▶ **What this task involves**:
Locate the word "Language" in the data below, then copy every line that holds it.

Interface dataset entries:
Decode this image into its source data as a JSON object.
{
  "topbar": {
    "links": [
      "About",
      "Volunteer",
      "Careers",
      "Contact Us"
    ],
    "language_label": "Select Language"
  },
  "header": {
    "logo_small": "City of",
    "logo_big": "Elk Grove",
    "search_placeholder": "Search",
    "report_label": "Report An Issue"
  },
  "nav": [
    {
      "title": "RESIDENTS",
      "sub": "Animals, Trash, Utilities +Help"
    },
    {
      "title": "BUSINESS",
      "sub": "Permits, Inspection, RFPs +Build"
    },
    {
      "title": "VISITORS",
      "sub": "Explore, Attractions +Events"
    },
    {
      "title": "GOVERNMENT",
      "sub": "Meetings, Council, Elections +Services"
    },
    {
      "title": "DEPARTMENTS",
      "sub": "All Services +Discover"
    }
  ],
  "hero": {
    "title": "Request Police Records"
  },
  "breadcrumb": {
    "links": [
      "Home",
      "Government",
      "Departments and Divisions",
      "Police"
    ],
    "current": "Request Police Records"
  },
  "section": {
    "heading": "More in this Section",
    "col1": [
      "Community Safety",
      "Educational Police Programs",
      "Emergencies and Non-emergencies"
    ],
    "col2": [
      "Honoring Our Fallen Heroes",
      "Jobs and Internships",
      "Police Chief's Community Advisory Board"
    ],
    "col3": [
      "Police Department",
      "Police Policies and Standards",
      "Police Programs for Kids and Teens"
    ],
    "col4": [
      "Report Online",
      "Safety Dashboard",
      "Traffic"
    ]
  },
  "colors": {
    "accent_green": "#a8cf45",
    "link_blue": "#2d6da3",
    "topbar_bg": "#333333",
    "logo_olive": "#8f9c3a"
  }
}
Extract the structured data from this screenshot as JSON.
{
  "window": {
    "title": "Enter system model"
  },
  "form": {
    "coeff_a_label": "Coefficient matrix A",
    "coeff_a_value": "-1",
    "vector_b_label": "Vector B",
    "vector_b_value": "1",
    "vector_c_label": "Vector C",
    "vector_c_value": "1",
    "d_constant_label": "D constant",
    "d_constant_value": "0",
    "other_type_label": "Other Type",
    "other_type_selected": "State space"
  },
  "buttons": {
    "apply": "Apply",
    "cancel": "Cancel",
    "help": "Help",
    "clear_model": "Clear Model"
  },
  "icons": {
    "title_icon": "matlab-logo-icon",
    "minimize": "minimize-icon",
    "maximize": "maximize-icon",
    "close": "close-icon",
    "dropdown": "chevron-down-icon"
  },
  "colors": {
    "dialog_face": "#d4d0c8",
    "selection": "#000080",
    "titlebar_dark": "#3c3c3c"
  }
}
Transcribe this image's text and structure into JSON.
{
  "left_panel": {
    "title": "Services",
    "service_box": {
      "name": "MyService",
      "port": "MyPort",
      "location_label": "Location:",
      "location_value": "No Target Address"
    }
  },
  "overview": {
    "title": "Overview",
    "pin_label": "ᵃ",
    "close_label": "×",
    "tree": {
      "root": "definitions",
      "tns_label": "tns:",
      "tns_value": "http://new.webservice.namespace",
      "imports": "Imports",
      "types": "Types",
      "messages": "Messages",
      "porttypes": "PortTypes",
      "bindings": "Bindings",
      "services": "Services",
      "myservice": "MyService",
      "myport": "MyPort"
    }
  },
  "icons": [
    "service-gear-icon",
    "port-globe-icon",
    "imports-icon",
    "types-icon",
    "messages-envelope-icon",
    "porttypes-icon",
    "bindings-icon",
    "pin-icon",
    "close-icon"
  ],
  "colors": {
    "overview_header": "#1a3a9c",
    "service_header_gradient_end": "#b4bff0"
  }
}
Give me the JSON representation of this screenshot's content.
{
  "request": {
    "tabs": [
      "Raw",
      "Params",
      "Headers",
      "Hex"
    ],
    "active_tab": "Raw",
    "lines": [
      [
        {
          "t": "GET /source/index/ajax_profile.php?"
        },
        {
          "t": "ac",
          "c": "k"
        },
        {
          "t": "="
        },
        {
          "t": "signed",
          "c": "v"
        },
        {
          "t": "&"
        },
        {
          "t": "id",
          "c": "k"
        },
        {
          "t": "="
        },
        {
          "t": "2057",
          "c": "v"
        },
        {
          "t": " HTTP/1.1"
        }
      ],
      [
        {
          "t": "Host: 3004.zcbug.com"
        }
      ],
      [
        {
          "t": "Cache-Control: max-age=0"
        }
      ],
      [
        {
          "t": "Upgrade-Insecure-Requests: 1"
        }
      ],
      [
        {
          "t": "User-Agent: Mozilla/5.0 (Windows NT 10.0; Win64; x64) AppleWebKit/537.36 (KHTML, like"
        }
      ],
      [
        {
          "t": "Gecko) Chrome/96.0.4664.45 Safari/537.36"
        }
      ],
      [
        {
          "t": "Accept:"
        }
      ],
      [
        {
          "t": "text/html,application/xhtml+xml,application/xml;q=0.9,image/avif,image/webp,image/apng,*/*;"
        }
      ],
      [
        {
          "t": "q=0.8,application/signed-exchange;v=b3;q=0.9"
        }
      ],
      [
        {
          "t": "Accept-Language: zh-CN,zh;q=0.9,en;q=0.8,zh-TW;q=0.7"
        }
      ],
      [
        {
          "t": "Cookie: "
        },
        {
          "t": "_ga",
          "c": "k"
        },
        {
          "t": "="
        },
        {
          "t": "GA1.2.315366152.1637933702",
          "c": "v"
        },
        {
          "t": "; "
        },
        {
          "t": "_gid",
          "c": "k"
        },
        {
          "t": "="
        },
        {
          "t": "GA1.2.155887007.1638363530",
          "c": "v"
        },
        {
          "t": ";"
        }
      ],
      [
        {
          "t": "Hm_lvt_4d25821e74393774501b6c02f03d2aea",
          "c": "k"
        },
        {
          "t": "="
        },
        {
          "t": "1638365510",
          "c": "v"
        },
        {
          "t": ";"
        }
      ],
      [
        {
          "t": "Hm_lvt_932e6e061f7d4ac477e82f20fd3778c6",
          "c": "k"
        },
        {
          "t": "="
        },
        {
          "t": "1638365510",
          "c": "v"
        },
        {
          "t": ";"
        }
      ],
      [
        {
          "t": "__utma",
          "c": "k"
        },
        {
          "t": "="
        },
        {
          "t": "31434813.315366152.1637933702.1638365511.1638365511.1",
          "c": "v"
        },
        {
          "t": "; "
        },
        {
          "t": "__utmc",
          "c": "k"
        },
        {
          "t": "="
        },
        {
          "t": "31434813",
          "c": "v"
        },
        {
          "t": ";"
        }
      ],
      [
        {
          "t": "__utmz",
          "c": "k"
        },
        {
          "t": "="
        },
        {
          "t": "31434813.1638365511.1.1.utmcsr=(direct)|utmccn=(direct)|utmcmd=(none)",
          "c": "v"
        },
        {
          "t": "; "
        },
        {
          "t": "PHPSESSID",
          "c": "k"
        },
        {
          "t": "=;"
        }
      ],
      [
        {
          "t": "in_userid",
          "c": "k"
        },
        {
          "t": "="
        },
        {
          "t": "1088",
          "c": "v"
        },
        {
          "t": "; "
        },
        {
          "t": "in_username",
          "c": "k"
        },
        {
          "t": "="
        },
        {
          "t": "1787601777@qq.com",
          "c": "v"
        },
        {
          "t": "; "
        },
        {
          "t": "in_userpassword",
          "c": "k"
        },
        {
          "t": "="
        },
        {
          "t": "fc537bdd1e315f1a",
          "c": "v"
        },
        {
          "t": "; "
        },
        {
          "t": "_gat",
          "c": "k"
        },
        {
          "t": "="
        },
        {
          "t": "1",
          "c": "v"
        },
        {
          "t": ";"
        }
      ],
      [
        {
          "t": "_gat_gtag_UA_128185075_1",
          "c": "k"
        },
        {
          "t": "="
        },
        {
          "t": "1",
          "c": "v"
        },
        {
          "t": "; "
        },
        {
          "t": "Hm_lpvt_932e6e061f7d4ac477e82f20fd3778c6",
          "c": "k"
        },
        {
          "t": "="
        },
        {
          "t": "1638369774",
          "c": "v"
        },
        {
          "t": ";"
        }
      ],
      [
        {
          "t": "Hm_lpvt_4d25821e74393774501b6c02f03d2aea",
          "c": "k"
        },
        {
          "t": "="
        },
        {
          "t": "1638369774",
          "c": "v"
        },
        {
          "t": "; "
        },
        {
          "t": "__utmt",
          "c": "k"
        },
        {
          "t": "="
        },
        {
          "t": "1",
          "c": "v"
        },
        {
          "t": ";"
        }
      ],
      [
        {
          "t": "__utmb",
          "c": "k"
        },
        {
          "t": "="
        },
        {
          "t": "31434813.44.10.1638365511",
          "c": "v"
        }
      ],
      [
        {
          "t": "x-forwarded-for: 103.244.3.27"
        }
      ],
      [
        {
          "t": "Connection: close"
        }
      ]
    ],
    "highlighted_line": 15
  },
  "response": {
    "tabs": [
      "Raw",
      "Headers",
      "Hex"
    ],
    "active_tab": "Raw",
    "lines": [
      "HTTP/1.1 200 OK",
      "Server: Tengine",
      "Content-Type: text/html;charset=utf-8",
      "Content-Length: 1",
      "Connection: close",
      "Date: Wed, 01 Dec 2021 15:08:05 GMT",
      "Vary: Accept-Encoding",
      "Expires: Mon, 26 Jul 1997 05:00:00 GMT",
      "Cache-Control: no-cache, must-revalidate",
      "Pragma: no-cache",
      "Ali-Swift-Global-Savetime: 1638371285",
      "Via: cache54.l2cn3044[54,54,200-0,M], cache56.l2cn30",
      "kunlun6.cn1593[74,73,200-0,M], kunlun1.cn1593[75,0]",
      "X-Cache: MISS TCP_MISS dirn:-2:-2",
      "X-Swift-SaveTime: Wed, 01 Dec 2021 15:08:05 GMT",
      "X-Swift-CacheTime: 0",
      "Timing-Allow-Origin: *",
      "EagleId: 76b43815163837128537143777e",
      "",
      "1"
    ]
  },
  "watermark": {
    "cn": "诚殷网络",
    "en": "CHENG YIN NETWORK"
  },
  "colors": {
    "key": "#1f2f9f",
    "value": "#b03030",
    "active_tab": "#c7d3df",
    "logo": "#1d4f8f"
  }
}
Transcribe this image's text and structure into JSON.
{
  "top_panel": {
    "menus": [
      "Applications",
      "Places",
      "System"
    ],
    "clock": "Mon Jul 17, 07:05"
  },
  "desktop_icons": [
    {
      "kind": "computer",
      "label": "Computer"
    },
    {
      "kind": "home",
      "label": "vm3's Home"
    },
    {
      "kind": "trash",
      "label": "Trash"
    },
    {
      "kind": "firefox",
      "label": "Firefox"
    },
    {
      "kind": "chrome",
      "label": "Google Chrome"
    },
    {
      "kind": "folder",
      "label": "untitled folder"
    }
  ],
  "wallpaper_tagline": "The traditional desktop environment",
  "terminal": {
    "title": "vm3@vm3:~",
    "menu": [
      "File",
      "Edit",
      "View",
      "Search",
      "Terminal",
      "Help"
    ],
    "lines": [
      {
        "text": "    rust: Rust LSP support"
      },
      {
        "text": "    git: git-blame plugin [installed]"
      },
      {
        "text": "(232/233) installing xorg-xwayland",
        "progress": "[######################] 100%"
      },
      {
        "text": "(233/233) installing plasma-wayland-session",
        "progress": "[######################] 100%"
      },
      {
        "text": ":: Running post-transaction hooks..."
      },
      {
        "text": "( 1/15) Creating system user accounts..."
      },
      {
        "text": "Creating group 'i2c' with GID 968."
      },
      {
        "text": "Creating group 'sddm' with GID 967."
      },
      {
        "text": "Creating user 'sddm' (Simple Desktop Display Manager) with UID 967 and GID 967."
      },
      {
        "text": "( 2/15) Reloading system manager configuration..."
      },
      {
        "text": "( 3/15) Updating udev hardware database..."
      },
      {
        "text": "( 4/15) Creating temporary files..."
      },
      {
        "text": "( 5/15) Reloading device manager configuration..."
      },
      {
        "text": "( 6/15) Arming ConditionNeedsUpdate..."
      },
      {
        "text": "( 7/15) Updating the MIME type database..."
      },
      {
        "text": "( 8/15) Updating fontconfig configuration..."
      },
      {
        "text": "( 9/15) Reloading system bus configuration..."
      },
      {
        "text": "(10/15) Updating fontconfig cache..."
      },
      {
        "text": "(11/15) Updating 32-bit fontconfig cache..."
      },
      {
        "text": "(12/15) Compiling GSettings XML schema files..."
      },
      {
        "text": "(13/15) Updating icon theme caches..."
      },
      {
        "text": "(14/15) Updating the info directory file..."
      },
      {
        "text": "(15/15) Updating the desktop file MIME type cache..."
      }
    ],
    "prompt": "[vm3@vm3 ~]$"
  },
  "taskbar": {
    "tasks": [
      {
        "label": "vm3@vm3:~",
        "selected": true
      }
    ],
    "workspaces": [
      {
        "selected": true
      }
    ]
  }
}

▶ **Exercise output**:
    "language_label": "Select Language"
          "t": "Accept-Language: zh-CN,zh;q=0.9,en;q=0.8,zh-TW;q=0.7"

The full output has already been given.